« Reply #14 on: May 20, 2009, 09:39:51 am »

Dave,

I'm not sure if you are being deliberately contradictory or you really just don't get it, but I will try once more to explain the concept of contingency. To say that something is contingent is to say both that it could have been different (or failed to exist) under other circumstances, and that there is a reason or cause for its being what it is. Each of these concepts entails the other. In other words:

[1] If there is a cause for A being what it is, then A could have been different if that cause failed to hold.

[2] If A could have been different than it is, then there is a cause for A being what it is.

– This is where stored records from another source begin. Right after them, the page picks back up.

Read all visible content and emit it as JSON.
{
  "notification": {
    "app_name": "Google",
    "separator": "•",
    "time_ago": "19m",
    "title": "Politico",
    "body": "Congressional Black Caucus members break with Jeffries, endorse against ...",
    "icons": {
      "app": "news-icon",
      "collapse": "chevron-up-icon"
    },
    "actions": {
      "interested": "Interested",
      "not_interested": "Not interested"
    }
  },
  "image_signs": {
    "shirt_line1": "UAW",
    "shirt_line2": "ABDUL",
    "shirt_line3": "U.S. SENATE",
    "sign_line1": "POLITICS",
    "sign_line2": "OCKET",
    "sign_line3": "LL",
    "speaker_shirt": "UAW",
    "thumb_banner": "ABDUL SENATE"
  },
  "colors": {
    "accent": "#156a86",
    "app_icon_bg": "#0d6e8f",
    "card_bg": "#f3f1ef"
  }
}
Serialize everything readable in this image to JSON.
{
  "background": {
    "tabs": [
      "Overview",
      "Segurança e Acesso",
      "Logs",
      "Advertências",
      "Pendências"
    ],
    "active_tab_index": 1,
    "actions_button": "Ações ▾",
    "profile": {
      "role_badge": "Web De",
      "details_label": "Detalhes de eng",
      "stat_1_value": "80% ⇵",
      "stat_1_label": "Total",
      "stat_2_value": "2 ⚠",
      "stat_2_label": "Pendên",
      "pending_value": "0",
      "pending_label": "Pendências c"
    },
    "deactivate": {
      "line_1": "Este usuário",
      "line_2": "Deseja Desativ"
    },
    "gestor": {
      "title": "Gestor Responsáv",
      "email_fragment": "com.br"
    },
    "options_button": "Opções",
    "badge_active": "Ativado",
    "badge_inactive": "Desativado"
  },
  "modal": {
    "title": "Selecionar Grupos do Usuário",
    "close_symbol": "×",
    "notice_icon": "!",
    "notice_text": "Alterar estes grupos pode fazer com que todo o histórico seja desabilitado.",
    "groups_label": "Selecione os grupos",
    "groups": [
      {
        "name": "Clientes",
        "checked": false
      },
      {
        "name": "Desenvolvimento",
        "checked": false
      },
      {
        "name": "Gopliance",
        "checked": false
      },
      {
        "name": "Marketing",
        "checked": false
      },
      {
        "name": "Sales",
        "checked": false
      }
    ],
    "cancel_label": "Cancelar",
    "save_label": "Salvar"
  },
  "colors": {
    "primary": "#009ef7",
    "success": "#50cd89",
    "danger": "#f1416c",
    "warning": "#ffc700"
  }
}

I presume you have no problem with [1]. If you do let me know and I will try to explain it further.  You are denying [2], but I can't fathom what logic you are using. The meaning of the phrase "could have been different" implies that, under other circumstances, it would have been different.  If there are no possible circumstances in which A would have been different, then A couldn't have been different. And if there are possible circumstances in which A would have been different, then the circumstances being what they are comprise the cause of A being what it is.